An abundance of caution leads us to always consider at least three possible transmission routes for viral disease – via the air, contact with solid surfaces and personal contact with other humans or animal vectors. While our current understanding is that air is a predominant factor in SARS COV 2, surface interactions are still likely enough to demand stringent protection against this transmission method. If simple, low-cost precautions to avoid the lower order risks are available, they are worthy of consideration-for instance, mosquito-born transmission of SARS is not held as generally significant, but a host of other pathogens have not “taken a holiday” while the pandemic is proceeding, so simple precautions to reduce problematic insect contact remain wise.


Approvals are important


Australian Government authorities such as TGA and DHHS have moved rapidly to take positions on cleaning chemicals, procedures, PPE and other significant aspects of disinfection for a variety of settings (medical facility and home care). They often revise these advisories and serious consideration needs to be given to the information that they present in these guidelines. These organisations are taking a justifiably conservative approach to recommendations, so they should generally form the minimum set of concepts and processes for your individual sites' procedures.

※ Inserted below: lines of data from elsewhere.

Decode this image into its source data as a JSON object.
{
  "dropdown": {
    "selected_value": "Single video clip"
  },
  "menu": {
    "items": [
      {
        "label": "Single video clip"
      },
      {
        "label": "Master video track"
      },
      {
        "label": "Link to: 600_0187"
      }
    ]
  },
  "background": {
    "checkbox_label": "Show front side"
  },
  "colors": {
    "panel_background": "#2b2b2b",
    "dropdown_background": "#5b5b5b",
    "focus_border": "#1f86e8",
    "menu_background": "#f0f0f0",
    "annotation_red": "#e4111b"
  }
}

These guidelines will seldom utilise the latest solutions, although those that are recommended are relatively safe and robust choices for general use.


Processes for technical equipment decontamination

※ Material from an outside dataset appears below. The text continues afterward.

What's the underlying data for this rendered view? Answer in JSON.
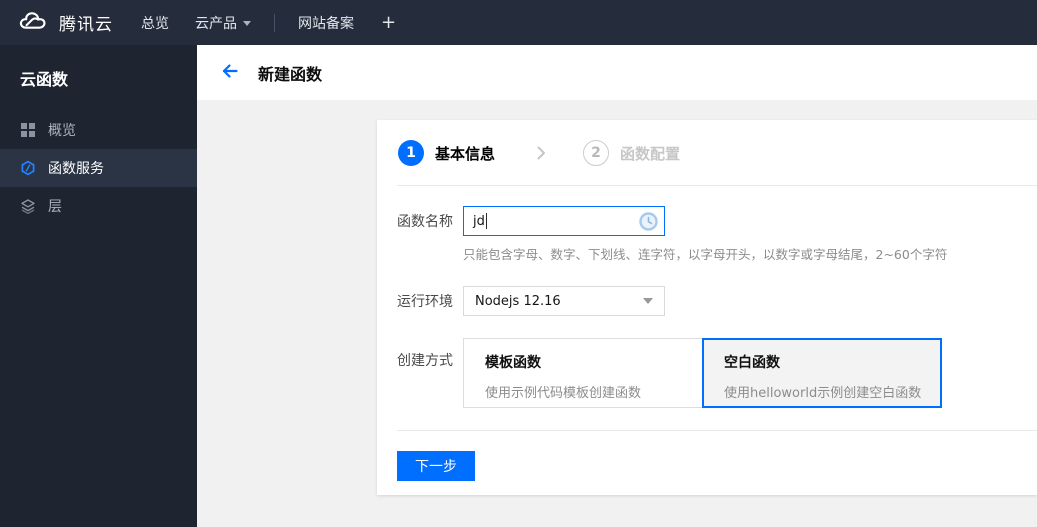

General guidelines for the decontamination of specialty equipment, HVAC systems, safety cabinets etc. may differ from the general surface treatments and decontamination processes outlined above. Combinations of contamination exposure, specialty materials of construction, fragility of equipment and so on, often demand more specific cleaning materials, stronger chemical disinfectants and highly trained decontamination experts. If any of these systems are to be maintained or repaired, serious consideration has to be given to the possible infection risk to service personnel, those transporting or disposing of the equipment. Gaining advice from specialists in technical decontamination is a responsible action in these circumstances.


Remaining informed, considering all stakeholders in the facility in terms of infection control and taking a cautious, constantly updated path, will almost certainly improve outcomes and comply with duty-of-care responsibilities.